Warriors seem to have been present in the earliest pre-state societies. Along with hunting, war was considered to be a definitive male activity. No matter the pretext for combat, it seemed to have been a rite of passage for a boy to become a man. Warriors took upon costumes and equipment that seemed to have a symbolic significance; combat itself would be preceded by ritual or sacrifice. Men of fighting age often lived apart in order to encourage bonding, and would ritualise combat in order to demonstrate individual prowess among one another.  Most of the basic weapons used by warriors appeared before the rise of most hierarchical systems. Bows and arrows, clubs, spears, and other edged weapons were in widespread use. However with the new findings of metallurgy, the aforementioned weapons had grown in effectiveness. 
When the first hierarchical systems evolved 5000 years ago, the gap between the rulers and the ruled had increased. Making war to extend the outreach of their territories, rulers often forced men from lower orders of society into the military role. This had been the first use of professional soldiers —a distinct difference from the warrior communities.
The warrior ethic in many societies later became the preserve of the ruling class. Egyptian pharaohs would depict themselves in war chariots, shooting at enemies, or smashing others with clubs. Fighting was considered a prestigious activity, but only when associated with status and power. European mounted knights would often feel contempt for the foot soldiers recruited from lower classes. In Mesoamerican societies of pre-Columbian America, the elite aristocratic soldiers remained separated from the lower classes of stone-throwers. 
In contrast to the belief of the caste and clan based warrior who saw war as a place to attain valor and glory, warfare was a practical matter that could change the course of history. History always showed that men of lower orders who, provided that they were practically organized and equipped, almost always outfought warrior elites through an individualistic and humble approach to war. This was the approach of the Roman legions who had only the incentive of promotion, as well as a strict level of discipline. When Europe's standing armies of the 17th and 18th centuries developed, discipline was at the core of their training. Officers had the role of transforming men that they viewed as lower class to become reliable fighting men. 
Inspired by the Ancient Greek ideals of the 'citizen soldier', many European societies during the Renaissance began to incorporate conscription and raise armies from the general populace. A change in attitude was noted as well, as officers were told to treat their soldiers with moderation and respect. For example, men who fought in the American Civil War often elected their own officers. With the mobilization of citizens in the armies sometimes reaching the millions, societies often made efforts in order to maintain or revive the warrior spirit.
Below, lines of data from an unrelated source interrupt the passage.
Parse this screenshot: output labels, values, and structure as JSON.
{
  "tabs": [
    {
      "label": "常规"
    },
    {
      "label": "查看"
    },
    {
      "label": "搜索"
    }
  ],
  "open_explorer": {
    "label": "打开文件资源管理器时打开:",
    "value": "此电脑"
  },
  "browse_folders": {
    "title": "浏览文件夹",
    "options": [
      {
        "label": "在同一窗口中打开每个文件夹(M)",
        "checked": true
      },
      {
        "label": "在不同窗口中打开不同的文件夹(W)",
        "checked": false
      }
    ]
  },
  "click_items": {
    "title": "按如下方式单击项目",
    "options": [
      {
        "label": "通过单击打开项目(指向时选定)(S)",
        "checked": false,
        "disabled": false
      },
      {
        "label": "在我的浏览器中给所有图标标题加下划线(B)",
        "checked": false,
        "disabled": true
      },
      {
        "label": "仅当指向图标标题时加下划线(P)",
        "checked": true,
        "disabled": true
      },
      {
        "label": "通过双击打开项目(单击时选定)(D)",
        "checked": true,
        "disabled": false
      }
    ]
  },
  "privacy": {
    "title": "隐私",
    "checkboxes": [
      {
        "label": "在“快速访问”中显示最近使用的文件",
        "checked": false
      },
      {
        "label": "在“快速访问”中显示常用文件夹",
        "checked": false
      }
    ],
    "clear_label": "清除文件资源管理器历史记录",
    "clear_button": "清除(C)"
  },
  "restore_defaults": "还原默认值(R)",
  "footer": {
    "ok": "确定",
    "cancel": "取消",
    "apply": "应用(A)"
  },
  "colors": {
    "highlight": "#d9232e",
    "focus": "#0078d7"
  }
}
This trend continues to the modern day. 
Due to the heroic connotations of the term "warrior", this metaphor is especially popular in publications advocating or recruiting for a country's military.
While the warrior class in tribal societies is typically all-male, there are some exceptions on record where women (typically unmarried, young women) formed part of the warrior class, particularly in pre-modern Japan.
A purported group of fighting women is the legendary Amazons, recorded in Classical Greek mythology. Similarly, the Valkyries are depicted in Norse mythology, particularly the Icelandic Etta. During the Viking Age a type of female warrior was the skjaldmær, or shieldmaiden. Hard historical evidence of non-mythological female warrior classes have been harder to come by, but some studies have been done (e.g. Birka warrior). However, groups of female warriors typically belong in folkelore and mythology, rather than in reality where there were only exceptional cases of women engaging directly in combat roles.
A 2017 study led by Charlotte Hedenstierna-Jonson produced DNA results confirming the remains excavated in Birka, Sweden, were a female warrior. However, prominent historian and viking specialists, such as Judith Jesch, have disputed the findings, calling their thinking "sloppy" and citing issues of academic validity, including referential errors, a lack of involvement from linguistics experts, and no physical evidence that the skeleton in question actually engaged in any battle. Meanwhile, archaeologist Anna Kjellström, who worked with Hedenstierna-Jonson on the initial study, voiced her own doubts claiming it was clear the "material and the contextual information given... did not match the data".
^D'A. J. D. Boulton, "Classic Knighthood as Nobiliary Dignity", in Stephen Church, Ruth Harvey (ed.), Medieval knighthood V: papers from the sixth Strawberry Hill Conference 1994, Boydell & Brewer, 1995, pp. 41–100.
^Frank Anthony Carl Mantello, A. G. Rigg, Medieval Latin: an introduction and bibliographical guide, UA Press, 1996, p. 448.
^Charlton Thomas Lewis, An elementary Latin dictionary, Harper & Brothers, 1899, p. 505.